Art lovers flocking to local movie theaters to the see actors George Clooney and Matt Damon in “The Monuments Men” — a film that focuses on a military team of art experts who saved Europe’s fine art during World War II — may be surprised that the art used to train several actual members of that team is currently on view in the exhibition “500 Years of Italian Master Drawings from the Princeton University Art Museum.”
Here is the back story. It is 1939 and World War II begins in Europe. Hitler’s plan for Europe includes plundering masterpieces and cultural monuments from conquered nations and destroying what he considers “decadent art.”
President Roosevelt responds to concerns regarding the destruction of European cultural artifacts and art by approving the 1943 American Commission for the Protection and Salvage of Artistic and Historic Monument in War Areas.
The result is the Monuments, Fine Arts and Archives Service, a division of nearly 400 volunteer art specialists dispatched to Europe to help protect world heritage art.
Allied Force Commander Dwight Eisenhower captures the effort’s spirit in a letter to his commanders: “Today we are fighting in a country which has contributed a great deal to our cultural inheritance, a country rich in monuments which their civilization helped and now in their old age illustrate the growth of the civilization which is ours. We are bound to respect these monuments so far as war allows.”
One of the first challenges for the MFAA is during the liberation of Italy. To help Allied troops understand the effort, the pamphlet “A Soldier’s Guide to Rome” is created by Lt. Col. Ernest DeWald.
More than a soldier, DeWald received his Ph.D. in art history from Princeton and studied with Allan Marquand, the man who helped to build the university’s nationally recognized Italian art collection.
The guide’s introduction states, “Let us remember that Rome is the first capital city to be entered by us in our task of liberating Europe. Rome is the heritage of all the world and not only of Italy — Rome is the fountain of civilization. The eyes of all the world are upon our actions in the ‘Eternal City,’ and we will show the world by our example the high standard of conduct and bearing of our victorious Allied Armies.”

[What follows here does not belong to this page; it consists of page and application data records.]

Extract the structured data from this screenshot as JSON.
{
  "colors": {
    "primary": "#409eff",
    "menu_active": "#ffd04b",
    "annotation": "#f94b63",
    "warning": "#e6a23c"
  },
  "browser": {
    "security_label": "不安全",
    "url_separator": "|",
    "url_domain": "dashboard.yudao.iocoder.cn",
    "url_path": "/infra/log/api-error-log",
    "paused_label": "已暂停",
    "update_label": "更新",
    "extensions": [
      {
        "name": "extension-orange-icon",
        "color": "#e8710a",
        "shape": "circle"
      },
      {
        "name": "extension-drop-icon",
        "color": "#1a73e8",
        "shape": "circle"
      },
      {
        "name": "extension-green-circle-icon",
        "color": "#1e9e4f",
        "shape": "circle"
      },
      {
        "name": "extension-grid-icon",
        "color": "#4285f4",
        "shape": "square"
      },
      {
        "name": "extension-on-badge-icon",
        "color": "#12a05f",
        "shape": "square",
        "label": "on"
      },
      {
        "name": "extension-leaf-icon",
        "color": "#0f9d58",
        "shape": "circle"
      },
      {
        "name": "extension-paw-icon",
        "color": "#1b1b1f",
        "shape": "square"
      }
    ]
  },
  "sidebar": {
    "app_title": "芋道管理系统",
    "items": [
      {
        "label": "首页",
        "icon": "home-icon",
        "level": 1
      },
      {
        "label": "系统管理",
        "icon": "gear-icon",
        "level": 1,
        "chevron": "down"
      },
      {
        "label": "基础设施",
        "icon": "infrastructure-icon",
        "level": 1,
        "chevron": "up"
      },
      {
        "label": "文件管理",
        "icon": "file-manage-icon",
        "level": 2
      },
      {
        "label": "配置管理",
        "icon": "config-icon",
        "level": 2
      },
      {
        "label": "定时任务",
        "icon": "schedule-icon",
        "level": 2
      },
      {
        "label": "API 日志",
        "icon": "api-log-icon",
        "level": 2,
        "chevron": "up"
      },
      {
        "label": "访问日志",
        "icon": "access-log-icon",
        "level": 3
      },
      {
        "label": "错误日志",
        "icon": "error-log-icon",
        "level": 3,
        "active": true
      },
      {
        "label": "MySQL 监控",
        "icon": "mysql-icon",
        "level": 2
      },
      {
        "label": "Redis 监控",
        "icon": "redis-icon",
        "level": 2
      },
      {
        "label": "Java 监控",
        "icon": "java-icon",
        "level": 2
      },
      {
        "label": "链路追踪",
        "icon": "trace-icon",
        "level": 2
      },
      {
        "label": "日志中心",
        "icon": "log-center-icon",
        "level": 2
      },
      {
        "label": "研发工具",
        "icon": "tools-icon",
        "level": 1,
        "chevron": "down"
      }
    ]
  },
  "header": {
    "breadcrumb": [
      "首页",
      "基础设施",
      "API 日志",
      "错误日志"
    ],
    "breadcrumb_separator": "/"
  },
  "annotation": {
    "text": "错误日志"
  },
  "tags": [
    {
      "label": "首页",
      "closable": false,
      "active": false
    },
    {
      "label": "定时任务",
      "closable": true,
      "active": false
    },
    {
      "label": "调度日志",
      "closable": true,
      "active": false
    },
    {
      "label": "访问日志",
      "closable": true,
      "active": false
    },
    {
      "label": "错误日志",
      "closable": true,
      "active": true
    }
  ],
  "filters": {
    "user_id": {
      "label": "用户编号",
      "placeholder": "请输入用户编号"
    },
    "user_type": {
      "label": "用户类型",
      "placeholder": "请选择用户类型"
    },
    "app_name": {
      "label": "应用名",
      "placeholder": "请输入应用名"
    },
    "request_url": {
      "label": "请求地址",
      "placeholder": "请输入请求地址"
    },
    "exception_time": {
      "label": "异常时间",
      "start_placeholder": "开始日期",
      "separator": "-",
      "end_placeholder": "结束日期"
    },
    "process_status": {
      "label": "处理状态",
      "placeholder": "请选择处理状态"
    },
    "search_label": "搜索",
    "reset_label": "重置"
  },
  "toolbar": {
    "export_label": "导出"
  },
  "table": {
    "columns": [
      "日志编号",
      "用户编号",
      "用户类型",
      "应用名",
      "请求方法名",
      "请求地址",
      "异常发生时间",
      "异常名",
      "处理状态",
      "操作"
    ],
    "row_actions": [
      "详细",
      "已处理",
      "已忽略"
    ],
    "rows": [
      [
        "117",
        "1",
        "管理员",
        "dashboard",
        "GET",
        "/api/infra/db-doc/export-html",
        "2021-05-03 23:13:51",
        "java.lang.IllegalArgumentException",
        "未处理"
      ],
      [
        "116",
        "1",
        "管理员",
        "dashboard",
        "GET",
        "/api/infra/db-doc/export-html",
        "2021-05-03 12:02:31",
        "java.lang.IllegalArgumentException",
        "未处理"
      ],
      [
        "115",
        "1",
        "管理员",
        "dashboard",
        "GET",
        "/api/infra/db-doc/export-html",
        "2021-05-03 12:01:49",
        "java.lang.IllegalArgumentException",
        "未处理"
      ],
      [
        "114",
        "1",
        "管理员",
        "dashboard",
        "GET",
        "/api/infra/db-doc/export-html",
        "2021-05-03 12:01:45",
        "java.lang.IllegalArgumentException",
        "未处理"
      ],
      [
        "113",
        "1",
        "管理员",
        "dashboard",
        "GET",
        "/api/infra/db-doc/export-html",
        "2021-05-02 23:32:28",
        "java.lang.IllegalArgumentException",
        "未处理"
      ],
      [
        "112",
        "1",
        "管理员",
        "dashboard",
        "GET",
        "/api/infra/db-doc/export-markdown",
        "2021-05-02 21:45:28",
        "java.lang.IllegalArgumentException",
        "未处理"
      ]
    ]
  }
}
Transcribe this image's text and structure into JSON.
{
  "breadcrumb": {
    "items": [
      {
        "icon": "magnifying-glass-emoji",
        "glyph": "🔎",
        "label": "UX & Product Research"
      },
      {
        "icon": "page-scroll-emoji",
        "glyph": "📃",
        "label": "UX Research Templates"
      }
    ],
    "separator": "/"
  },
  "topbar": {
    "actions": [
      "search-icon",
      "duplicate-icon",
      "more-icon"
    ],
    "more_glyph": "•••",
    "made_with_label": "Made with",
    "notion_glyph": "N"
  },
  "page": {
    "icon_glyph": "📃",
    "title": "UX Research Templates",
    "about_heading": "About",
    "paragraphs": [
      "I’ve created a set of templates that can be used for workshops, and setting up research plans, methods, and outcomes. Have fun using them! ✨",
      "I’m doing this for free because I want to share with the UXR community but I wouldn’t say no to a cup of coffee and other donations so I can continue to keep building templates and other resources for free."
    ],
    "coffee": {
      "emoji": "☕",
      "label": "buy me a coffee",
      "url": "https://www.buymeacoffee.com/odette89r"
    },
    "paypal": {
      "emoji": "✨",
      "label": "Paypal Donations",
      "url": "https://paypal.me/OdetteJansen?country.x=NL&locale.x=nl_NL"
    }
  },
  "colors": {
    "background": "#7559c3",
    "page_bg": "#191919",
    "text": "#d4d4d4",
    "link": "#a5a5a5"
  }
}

“Few institutions in the United States are more connected with the history and legacy of the Monuments Men than the Princeton University Art Museum,” notes current art museum director James Steward, who adds that two former museum directors served as Monuments Men (but are not characters in the film).
One predecessor was DeWald, who joined the MFAA when he was in his 50s and later served as museum director from 1947 to 1960. The other is Patrick Kelleher, who received an M.F.A. from Princeton in 1942 and led the military division involved with recovery of stolen art. He served as museum director from 1960 to 72.
While Kelleher turned toward the future and brought contemporary sculpture to the campus, DeWald continued to serve Italian art. He wrote the introduction for the 1946 book “Lost Treasures of Europe,” authored the 613 page book “Italian Painting: 1200-1600,” and participated in the rescue of art after the 1966 Arno River flood in Florence.
Princeton’s other Monuments Men, Steward writes, were S. Lane Faison (Graduate Class of 1932), Craig Hugh Smyth (Class of 1938, Graduate Class of 1956), and Charles Parkhurst (Graduate Class of 1941), as well as Robert Koch (Graduate Classes of 1949 and 1954). Koch “went on to teach at Princeton for forty-two years and was the last of our surviving Monuments Men, dying only two years ago,” writes Steward.
With a devotion to art and participation in two World Wars, DeWald perhaps provides the most tested voice of memory. A 2010 Princeton Alumni Magazine notes that his wartime diary in the Firestone Library contains “the excitement and danger of these tumultuous times. Air-raid sirens howled as he reconnoitered medieval towns for endangered art. DeWald often came upon Army engineering units bulldozing fallen buildings out of roadways, using the debris to patch holes in blown-up bridges — until he frantically waved them to stop, pointing out fragments of historic sculpture, fresco, and manuscripts mingled with the rubble” — scenes worthy of the film that captures the times of this unusual wartime effort.
Less cinematic is the emotion that this soldier fighting for art shares. “The loss or destruction of these prized heritages of the past becomes in fact a personal loss comparable to that of a friend,” writes DeWald in “Lost Treasures.”
Fortunately his other “friends” are safe and waiting at the Princeton University Art Museum to remind visitors of what the struggle was about. They also are a reminder that art matters so much that men and women will put their lives on the line to share it with the world.
— Dan Aubrey